Four major objections have been raised against the secular purpose requirement. The rubber stamp objection holds that nearly anything can satisfy the secular purpose requirement, because a secular rationale can be imagined for almost any law. The evanescence objection claims that the ‘‘purpose’’ that the rule seeks either does not exist or is not knowable by judges. Who can know for certain what lawmakers had in mind when they enacted a statute? The participation objection argues that the rule makes religious people into second-class citizens by denying them the right to participate in the legislative process. Should a law to shelter the homeless be deemed unconstitutional, this objection asks, if religious people supported it for religious reasons? The callous indifference objection holds that the secular purpose requirement, if taken seriously, would forbid the humane accommodation of religious dissenters, such as the exemption of Quakers from military service.
Whether these objections are fatal depends on how the Court resolves an ambiguity in the doctrine: does it concern the subjective purpose of the lawmakers or the objective purpose that is apparent from a reading of the statute?
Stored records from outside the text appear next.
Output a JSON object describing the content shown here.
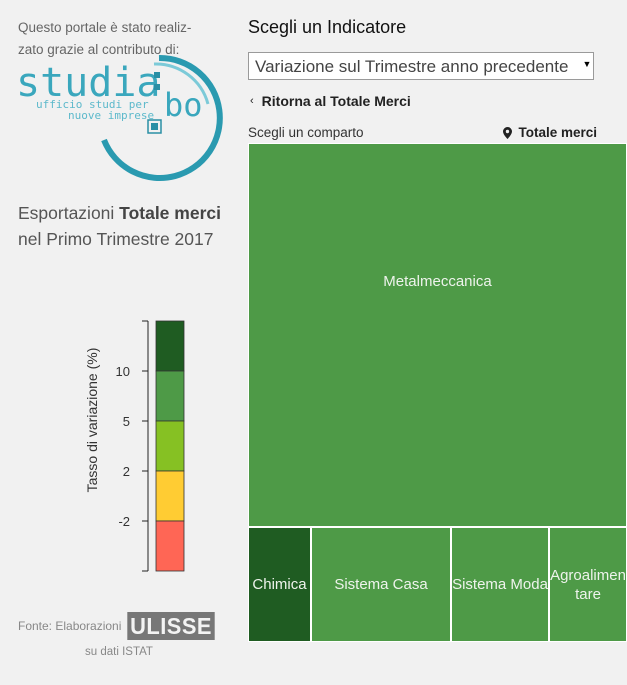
{
  "sidebar": {
    "intro_line1": "Questo portale è stato realiz-",
    "intro_line2": "zato grazie al contributo di:",
    "logo": {
      "word": "studia",
      "suffix": "bo",
      "tagline1": "ufficio studi per",
      "tagline2": "nuove imprese"
    },
    "headline": {
      "prefix": "Esportazioni ",
      "bold": "Totale merci",
      "line2": "nel Primo Trimestre 2017"
    },
    "legend": {
      "axis_label": "Tasso di variazione (%)",
      "ticks": [
        "10",
        "5",
        "2",
        "-2"
      ],
      "colors": [
        "#1f5c22",
        "#4e9a47",
        "#86c123",
        "#ffcc33",
        "#ff6655"
      ]
    },
    "source": {
      "prefix": "Fonte: Elaborazioni",
      "brand": "ULISSE",
      "line2": "su dati ISTAT"
    }
  },
  "main": {
    "indicator_title": "Scegli un Indicatore",
    "indicator_select": "Variazione sul Trimestre anno precedente",
    "back_link": "Ritorna al Totale Merci",
    "choose_label": "Scegli un comparto",
    "total_label": "Totale merci",
    "treemap": [
      {
        "label": "Metalmeccanica",
        "color": "#4e9a47"
      },
      {
        "label": "Chimica",
        "color": "#1f5c22"
      },
      {
        "label": "Sistema Casa",
        "color": "#4e9a47"
      },
      {
        "label": "Sistema Moda",
        "color": "#4e9a47"
      },
      {
        "label": "Agroalimentare",
        "label_wrapped": "Agroalimen\ntare",
        "color": "#4e9a47"
      }
    ]
  }
}
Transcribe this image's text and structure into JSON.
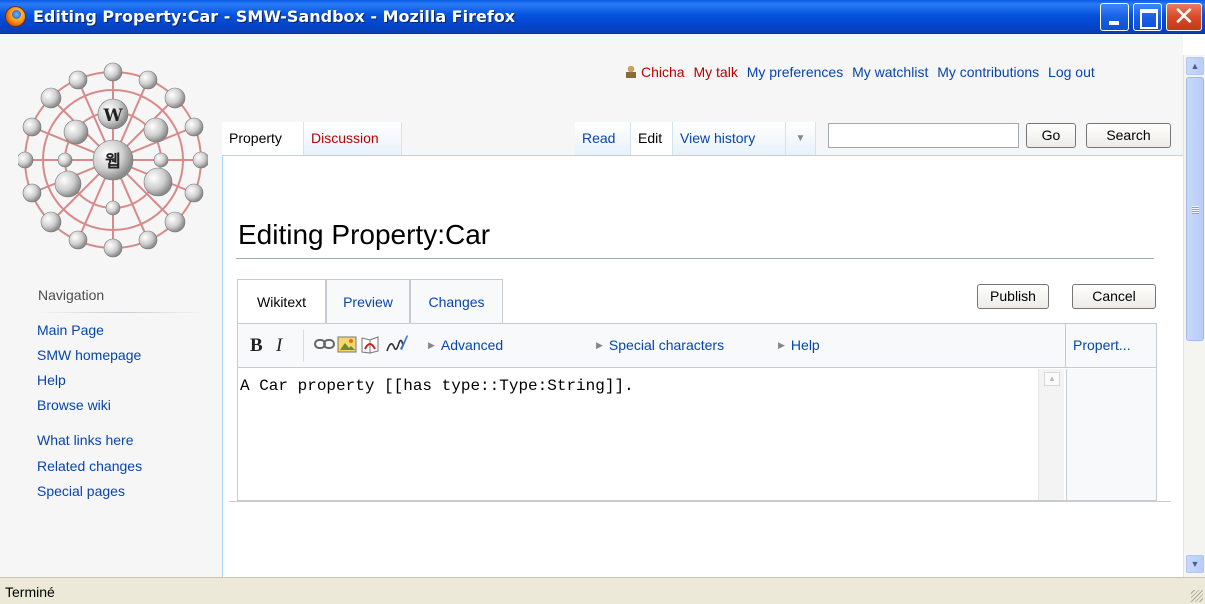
{
  "window": {
    "title": "Editing Property:Car - SMW-Sandbox - Mozilla Firefox",
    "status": "Terminé"
  },
  "personal": {
    "username": "Chicha",
    "talk": "My talk",
    "preferences": "My preferences",
    "watchlist": "My watchlist",
    "contributions": "My contributions",
    "logout": "Log out"
  },
  "tabs": {
    "property": "Property",
    "discussion": "Discussion",
    "read": "Read",
    "edit": "Edit",
    "history": "View history"
  },
  "search": {
    "value": "",
    "go": "Go",
    "search": "Search"
  },
  "page": {
    "heading": "Editing Property:Car"
  },
  "navigation": {
    "heading": "Navigation",
    "items": [
      "Main Page",
      "SMW homepage",
      "Help",
      "Browse wiki"
    ],
    "tools": [
      "What links here",
      "Related changes",
      "Special pages"
    ]
  },
  "editor": {
    "tabs": [
      "Wikitext",
      "Preview",
      "Changes"
    ],
    "publish": "Publish",
    "cancel": "Cancel",
    "bold": "B",
    "italic": "I",
    "menus": [
      "Advanced",
      "Special characters",
      "Help"
    ],
    "property_panel": "Propert...",
    "content": "A Car property [[has type::Type:String]]."
  },
  "colors": {
    "link": "#0645ad",
    "redlink": "#ba0000",
    "titlebar": "#0553e0"
  },
  "icons": {
    "window_buttons": [
      "minimize-icon",
      "maximize-icon",
      "close-icon"
    ],
    "toolbar": [
      "link-icon",
      "image-icon",
      "pdf-icon",
      "signature-icon"
    ]
  }
}
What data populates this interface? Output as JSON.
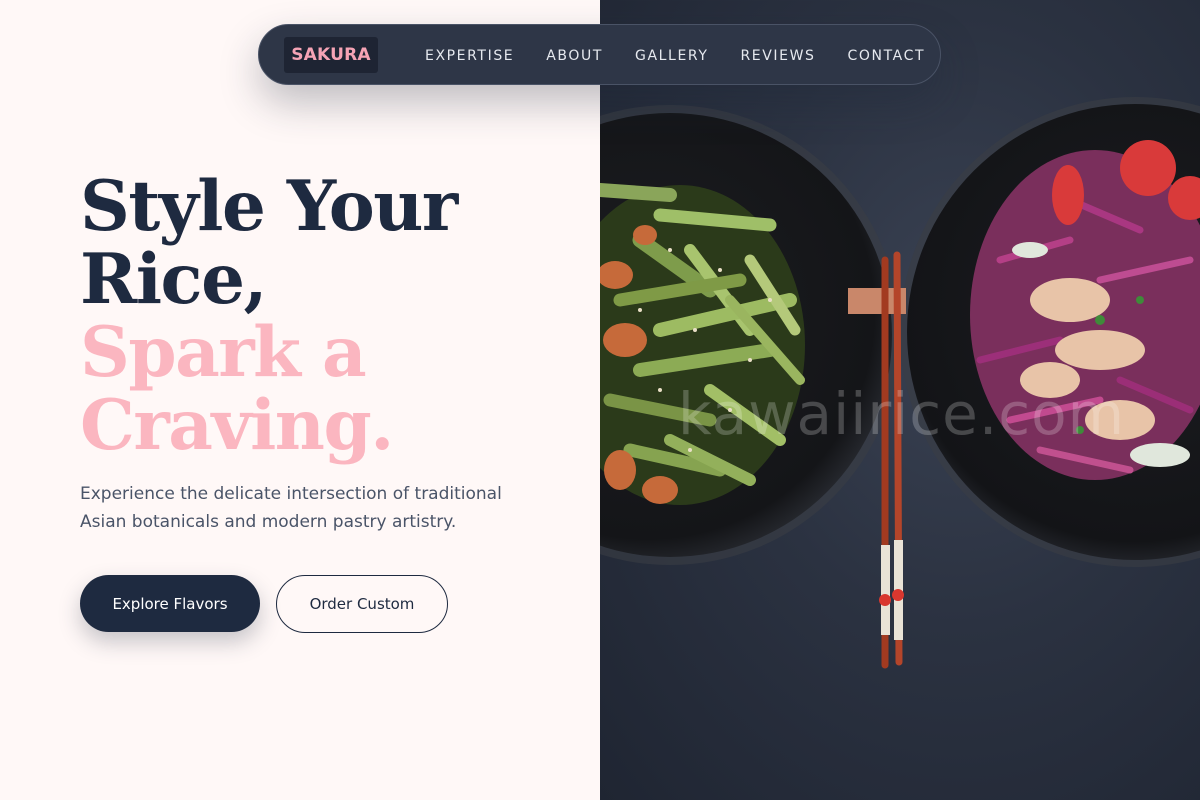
{
  "brand": {
    "logo_text": "SAKURA"
  },
  "nav": {
    "links": [
      {
        "label": "EXPERTISE"
      },
      {
        "label": "ABOUT"
      },
      {
        "label": "GALLERY"
      },
      {
        "label": "REVIEWS"
      },
      {
        "label": "CONTACT"
      }
    ]
  },
  "hero": {
    "headline_line1": "Style Your",
    "headline_line2": "Rice,",
    "headline_line3": "Spark a",
    "headline_line4": "Craving.",
    "subtext": "Experience the delicate intersection of traditional Asian botanicals and modern pastry artistry.",
    "primary_cta": "Explore Flavors",
    "secondary_cta": "Order Custom"
  },
  "image": {
    "watermark": "kawaiirice.com"
  },
  "colors": {
    "navy": "#1e2a40",
    "pink": "#fbb6c0",
    "background": "#fff8f7"
  }
}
The latter understanding prohibits laws that have no conceivable secular purpose.
The secular purpose requirement, thus understood, follows directly from a principle at the core of the establishment clause: that government may not declare religious truth. Some laws signify government endorsement of a particular religion’s beliefs, and this significance is clear without any inquiry into the authors’ subjective intentions. An easy example is the Ten Commandments statute in Stone v. Graham.
This approach answers all four objections. The first three may be disposed of easily. The answer to the rubber stamp objection is that it is sometimes clear what a law is saying, and what is being said may be a claim about religious truth. The evanescence objection also fails, because the secular purpose requirement does not seek subjective legislative intent. The answer to the participation objection is that the secular purpose requirement looks at legislative outcomes rather than political inputs, so that a statute’s constitutionality is not impugned by the mere fact that some people supported it for religious reasons. The callous indifference objection is more complex, but it can be answered. Government can accommodate religion so long as it does so without favoritism, in a way that does not take any position on questions of religious truth.
References and Further Reading
Cases and Statutes Cited